“His mercies are new every morning” (Lamentations 3:22-23).
This scripture is life-giving and liberating. The heart knows all too well the constant need of continual renewal and fresh restoring.
Each day brings the glorious light of morning and with that comes the precious promise of God’s blessed mercies.
“All the paths of the Lord are mercy and truth unto such as keep his covenant and his testimony” (Psalm 25:10).
Certainly springtime is one of humankind’s most excellent metaphors for a “new beginning” filled with new mercies. We wait in the cold, gray dormancy of winter for that clean slate and fresh start. Just maybe though, the blooming of a colorful April is a second step in God’s quarterly seasonal cycle instead of the first.
Consider winter. It’s the time of rest—pulling in and coming home. It’s about warm fireside meditation and prayers. In winter months, we are given a seasonal Sabbath rest to enjoy slowing down by retreating for the expansion of our hearts and minds. Winter is a season to roll-out the blueprints and dream for spring, summer, and fall—to reimagine our lives anew from a budding and colorful spring through a fruitful and glowing fall.

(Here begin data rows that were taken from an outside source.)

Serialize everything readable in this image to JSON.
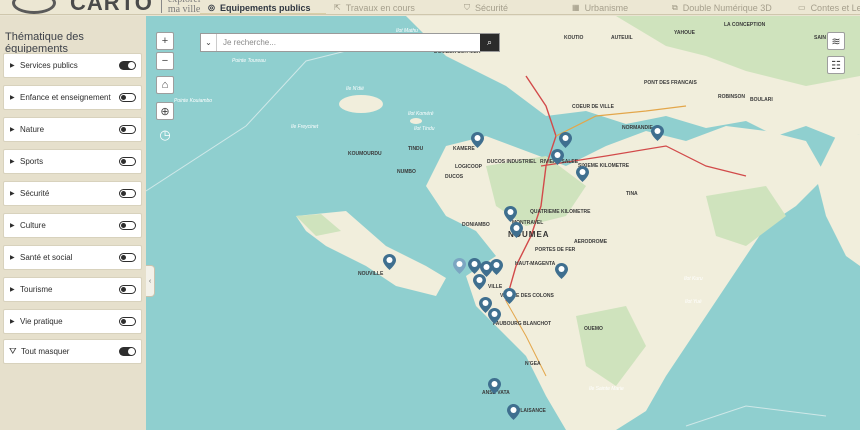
{
  "brand": {
    "name": "CARTO",
    "tagline_1": "explorer",
    "tagline_2": "ma ville"
  },
  "nav": {
    "tabs": [
      {
        "label": "Equipements publics",
        "icon": "map-pin-icon",
        "active": true
      },
      {
        "label": "Travaux en cours",
        "icon": "external-link-icon",
        "active": false
      },
      {
        "label": "Sécurité",
        "icon": "shield-icon",
        "active": false
      },
      {
        "label": "Urbanisme",
        "icon": "buildings-icon",
        "active": false
      },
      {
        "label": "Double Numérique 3D",
        "icon": "cube-icon",
        "active": false
      },
      {
        "label": "Contes et Le",
        "icon": "book-icon",
        "active": false
      }
    ]
  },
  "sidebar": {
    "title": "Thématique des équipements",
    "items": [
      {
        "label": "Services publics",
        "on": true
      },
      {
        "label": "Enfance et enseignement",
        "on": false
      },
      {
        "label": "Nature",
        "on": false
      },
      {
        "label": "Sports",
        "on": false
      },
      {
        "label": "Sécurité",
        "on": false
      },
      {
        "label": "Culture",
        "on": false
      },
      {
        "label": "Santé et social",
        "on": false
      },
      {
        "label": "Tourisme",
        "on": false
      },
      {
        "label": "Vie pratique",
        "on": false
      }
    ],
    "hide_all": {
      "label": "Tout masquer",
      "on": true
    }
  },
  "search": {
    "placeholder": "Je recherche..."
  },
  "colors": {
    "accent": "#2e2e2e",
    "water": "#8fcfcf",
    "land": "#f1eedc",
    "pin": "#3f6f8f"
  },
  "map": {
    "labels": {
      "water": [
        "Ilot Mathu",
        "Pointe Toureau",
        "Pointe Kouiambo",
        "Ile N'dié",
        "Ile Freycinet",
        "Ilot Koméré",
        "Ilot Tindu",
        "Ilot Kuru",
        "Ilot Yué",
        "Ile Sainte Marie"
      ],
      "district": [
        "DOMBEA SUR MER",
        "KOUTIO",
        "AUTEUIL",
        "YAHOUE",
        "LA CONCEPTION",
        "SAIN",
        "PONT DES FRANCAIS",
        "ROBINSON",
        "BOULARI",
        "COEUR DE VILLE",
        "NORMANDIE",
        "KOUMOURDU",
        "TINDU",
        "KAMERE",
        "DUCOS INDUSTRIEL",
        "RIVIERE SALEE",
        "LOGICOOP",
        "NUMBO",
        "DUCOS",
        "SIXIEME KILOMETRE",
        "TINA",
        "QUATRIEME KILOMETRE",
        "MONTRAVEL",
        "DONIAMBO",
        "AERODROME",
        "PORTES DE FER",
        "VALLEE DES COLONS",
        "HAUT-MAGENTA",
        "NOUVILLE",
        "VILLE",
        "FAUBOURG BLANCHOT",
        "OUEMO",
        "N'GEA",
        "ANSE VATA",
        "PLAISANCE"
      ],
      "city": "NOUMEA"
    }
  }
}
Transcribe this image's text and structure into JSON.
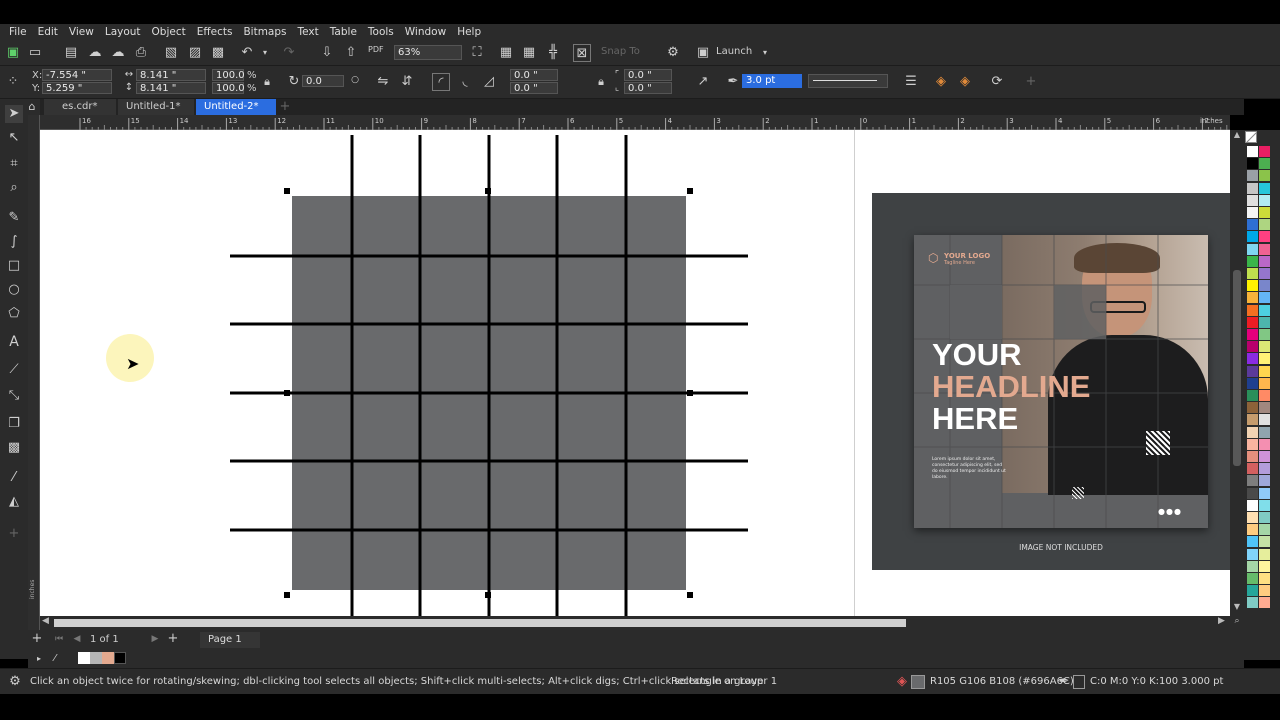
{
  "menu": [
    "File",
    "Edit",
    "View",
    "Layout",
    "Object",
    "Effects",
    "Bitmaps",
    "Text",
    "Table",
    "Tools",
    "Window",
    "Help"
  ],
  "toolbar": {
    "zoom": "63%",
    "snap_to": "Snap To",
    "launch": "Launch",
    "pdf_label": "PDF"
  },
  "propbar": {
    "x": "-7.554 \"",
    "y": "5.259 \"",
    "w": "8.141 \"",
    "h": "8.141 \"",
    "scale_w": "100.0",
    "scale_h": "100.0",
    "pct": "%",
    "angle": "0.0",
    "corner1": "0.0 \"",
    "corner2": "0.0 \"",
    "corner3": "0.0 \"",
    "corner4": "0.0 \"",
    "outline_width": "3.0 pt"
  },
  "tabs": [
    "es.cdr*",
    "Untitled-1*",
    "Untitled-2*"
  ],
  "ruler": {
    "h_ticks": [
      "16",
      "15",
      "14",
      "13",
      "12",
      "11",
      "10",
      "9",
      "8",
      "7",
      "6",
      "5",
      "4",
      "3",
      "2",
      "1",
      "0",
      "1",
      "2",
      "3",
      "4",
      "5",
      "6",
      "7"
    ],
    "unit": "inches",
    "v_unit": "inches"
  },
  "preview": {
    "logo": "YOUR LOGO",
    "tagline": "Tagline Here",
    "headline1": "YOUR",
    "headline2": "HEADLINE",
    "headline3": "HERE",
    "body": "Lorem ipsum dolor sit amet, consectetur adipiscing elit, sed do eiusmod tempor incididunt ut labore.",
    "not_included": "IMAGE NOT INCLUDED"
  },
  "pages": {
    "count": "1 of 1",
    "page": "Page 1"
  },
  "status": {
    "hint": "Click an object twice for rotating/skewing; dbl-clicking tool selects all objects; Shift+click multi-selects; Alt+click digs; Ctrl+click selects in a group",
    "selection": "Rectangle on Layer 1",
    "fill": "R105 G106 B108 (#696A6C)",
    "outline": "C:0 M:0 Y:0 K:100  3.000 pt"
  },
  "colors": {
    "accent": "#2b6de0",
    "rect_fill": "#696A6C",
    "headline_accent": "#e3a98f"
  }
}
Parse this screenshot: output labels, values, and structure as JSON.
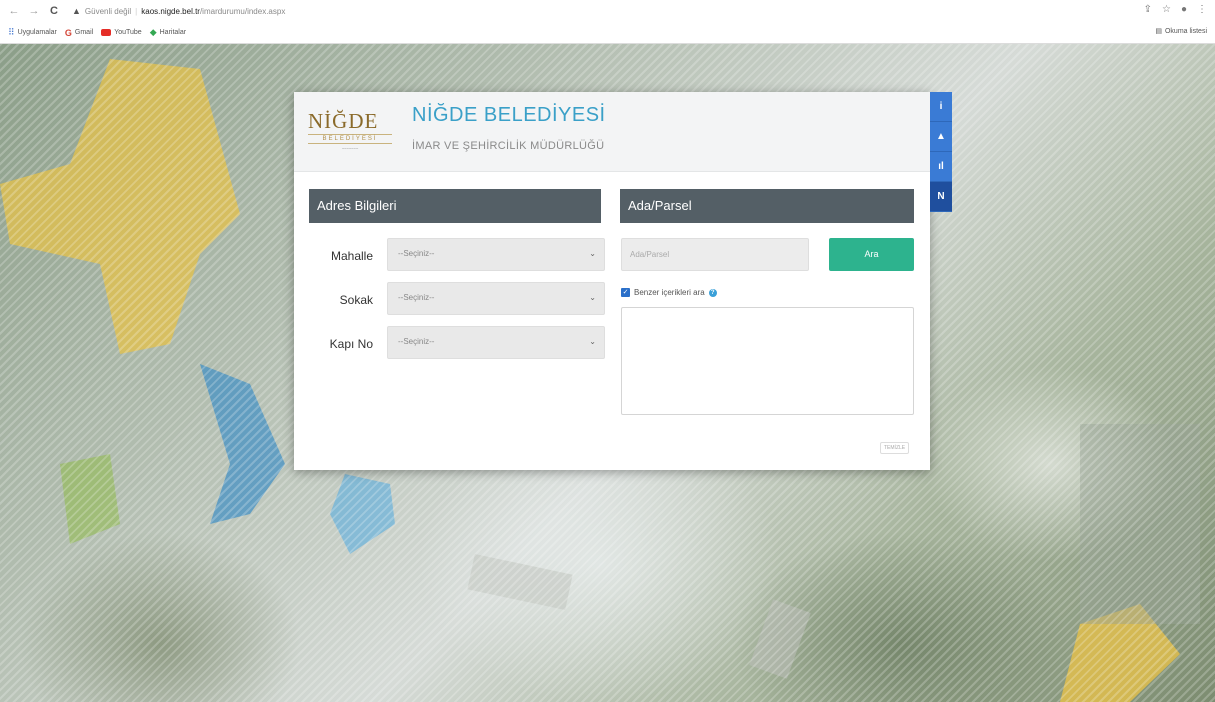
{
  "browser": {
    "nav": {
      "back": "←",
      "forward": "→",
      "reload": "C"
    },
    "security": "Güvenli değil",
    "url_host": "kaos.nigde.bel.tr",
    "url_path": "/imardurumu/index.aspx",
    "right_icons": [
      "share-icon",
      "star-icon",
      "profile-icon",
      "menu-icon"
    ],
    "bookmarks": [
      {
        "label": "Uygulamalar",
        "icon": "apps-icon"
      },
      {
        "label": "Gmail",
        "icon": "gmail-icon"
      },
      {
        "label": "YouTube",
        "icon": "youtube-icon"
      },
      {
        "label": "Haritalar",
        "icon": "maps-icon"
      }
    ],
    "reading_list": "Okuma listesi"
  },
  "header": {
    "logo_word": "NİĞDE",
    "logo_sub": "BELEDİYESİ",
    "title": "NİĞDE BELEDİYESİ",
    "subtitle": "İMAR VE ŞEHİRCİLİK MÜDÜRLÜĞÜ"
  },
  "address": {
    "section_title": "Adres Bilgileri",
    "fields": [
      {
        "label": "Mahalle",
        "value": "--Seçiniz--"
      },
      {
        "label": "Sokak",
        "value": "--Seçiniz--"
      },
      {
        "label": "Kapı No",
        "value": "--Seçiniz--"
      }
    ]
  },
  "parcel": {
    "section_title": "Ada/Parsel",
    "input_placeholder": "Ada/Parsel",
    "search_button": "Ara",
    "similar_label": "Benzer içerikleri ara",
    "clear_button": "TEMİZLE"
  },
  "colors": {
    "accent_green": "#2db38e",
    "section_bar": "#545f66",
    "brand_blue": "#3aa0c8",
    "tool_blue": "#3a7bd5"
  },
  "side_tools": [
    {
      "icon": "info-icon",
      "glyph": "i"
    },
    {
      "icon": "warning-icon",
      "glyph": "▲"
    },
    {
      "icon": "stats-icon",
      "glyph": "ıl"
    },
    {
      "icon": "map-pin-icon",
      "glyph": "N"
    }
  ]
}
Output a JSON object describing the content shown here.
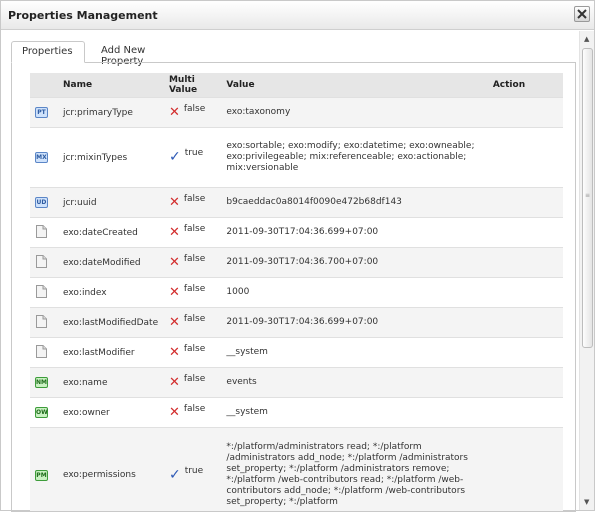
{
  "dialog": {
    "title": "Properties Management"
  },
  "tabs": [
    {
      "label": "Properties"
    },
    {
      "label": "Add New Property"
    }
  ],
  "table": {
    "headers": {
      "name": "Name",
      "multi": "Multi Value",
      "value": "Value",
      "action": "Action"
    },
    "rows": [
      {
        "icon": "PT",
        "icon_color": "blue",
        "name": "jcr:primaryType",
        "multi": false,
        "multi_text": "false",
        "value": "exo:taxonomy"
      },
      {
        "icon": "MX",
        "icon_color": "blue",
        "name": "jcr:mixinTypes",
        "multi": true,
        "multi_text": "true",
        "value": "exo:sortable; exo:modify; exo:datetime; exo:owneable; exo:privilegeable; mix:referenceable; exo:actionable; mix:versionable"
      },
      {
        "icon": "UD",
        "icon_color": "blue",
        "name": "jcr:uuid",
        "multi": false,
        "multi_text": "false",
        "value": "b9caeddac0a8014f0090e472b68df143"
      },
      {
        "icon": "doc",
        "icon_color": "gray",
        "name": "exo:dateCreated",
        "multi": false,
        "multi_text": "false",
        "value": "2011-09-30T17:04:36.699+07:00"
      },
      {
        "icon": "doc",
        "icon_color": "gray",
        "name": "exo:dateModified",
        "multi": false,
        "multi_text": "false",
        "value": "2011-09-30T17:04:36.700+07:00"
      },
      {
        "icon": "doc",
        "icon_color": "gray",
        "name": "exo:index",
        "multi": false,
        "multi_text": "false",
        "value": "1000"
      },
      {
        "icon": "doc",
        "icon_color": "gray",
        "name": "exo:lastModifiedDate",
        "multi": false,
        "multi_text": "false",
        "value": "2011-09-30T17:04:36.699+07:00"
      },
      {
        "icon": "doc",
        "icon_color": "gray",
        "name": "exo:lastModifier",
        "multi": false,
        "multi_text": "false",
        "value": "__system"
      },
      {
        "icon": "NM",
        "icon_color": "green",
        "name": "exo:name",
        "multi": false,
        "multi_text": "false",
        "value": "events"
      },
      {
        "icon": "OW",
        "icon_color": "green",
        "name": "exo:owner",
        "multi": false,
        "multi_text": "false",
        "value": "__system"
      },
      {
        "icon": "PM",
        "icon_color": "green",
        "name": "exo:permissions",
        "multi": true,
        "multi_text": "true",
        "value": "*:/platform/administrators read; *:/platform /administrators add_node; *:/platform /administrators set_property; *:/platform /administrators remove; *:/platform /web-contributors read; *:/platform /web-contributors add_node; *:/platform /web-contributors set_property; *:/platform"
      }
    ]
  }
}
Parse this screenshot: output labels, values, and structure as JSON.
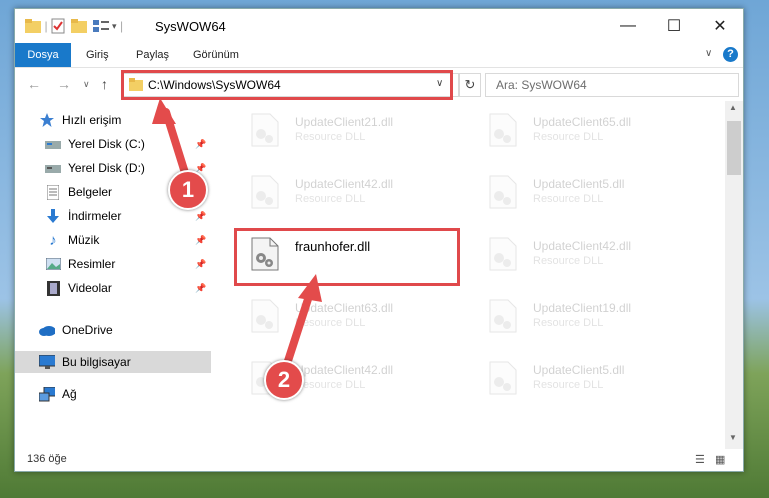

I dearly remember winters in Colorado as a child with below-freezing temperatures and the breathtaking beauty of freshly fallen snow. As kids, my siblings and I would play in the yard making angels or snowmen, and the next morning it would all disappear with a layer of fresh, beautiful snow that had blanketed everything during night. It was a new and glorious start. All the old steps of yesterday covered over as if they never happened. Freshly-fallen snow represents the mercies of God anew for the day. It a beautiful visual of the verse found in
Isaiah 1:18: “Come now, let us settle the matter, says the Lord. Though your sins are like scarlet, they shall be as white as snow; though they are red as crimson, they shall be like wool.”
Truly, winter is a new beginning and a Sabbath—a call to rest and refresh. This idea actually encourages me through the gray and barren days. God is making me ready now to embrace the resurrection of spring and all the bounty that it entails, but He bids me not to miss the singular and austere beauty and importance of winter.
The Lord of creation is always speaking to and teaching us through the patterns of the universe. God’s original design for the week is found in Genesis 1:5: “So the evening and the morning were the first day.”
The biblical record of Genesis 1 clearly shows that the days of the week were originally calculated as “evening” then “morning.” Every reference of the seven days of creation uses this prescribed arrangement—day that begins at sunset.
Genesis 1 commemorates days from evening to morning as a metaphor of God turning darkness into light. This tradition has been carried on through the New Testament time and is observed and practiced in the lifestyle today of many observant Jews. We as Christian believers are not constrained to delineate days and nights in the same way, but an understanding of the Jewish way of observing time is natural to understanding some of the cultural practices and traditions in the Bible.
The biblical day begins in the rest of evening. The day of rest— Sabbath—also begins in the rest of evening. Although Winter comes at the end of each year, perhaps it is a type of beginning.
With all of its chaos, debris, and gray, Winter is not a season to endure rather a much needed halt—a refreshing opportunity to beginning with a clean slate of fresh-fallen snow sparkling in the evening sky and covering all the steps and missteps of yesterday. Perhaps the beauty and mystique of the colder darker months exceed the majesty of the green of new leaf for those who have eyes to see. In this slowing down, would-be-blue-season, God is calling us to respite and drawing up new blueprints for tomorrow. Maybe it’s not the end of a long cycle but a fresh beginning. Maybe it’s not something to be endured but something necessary to cherish. Perhaps winter is a first thing and not a last thing.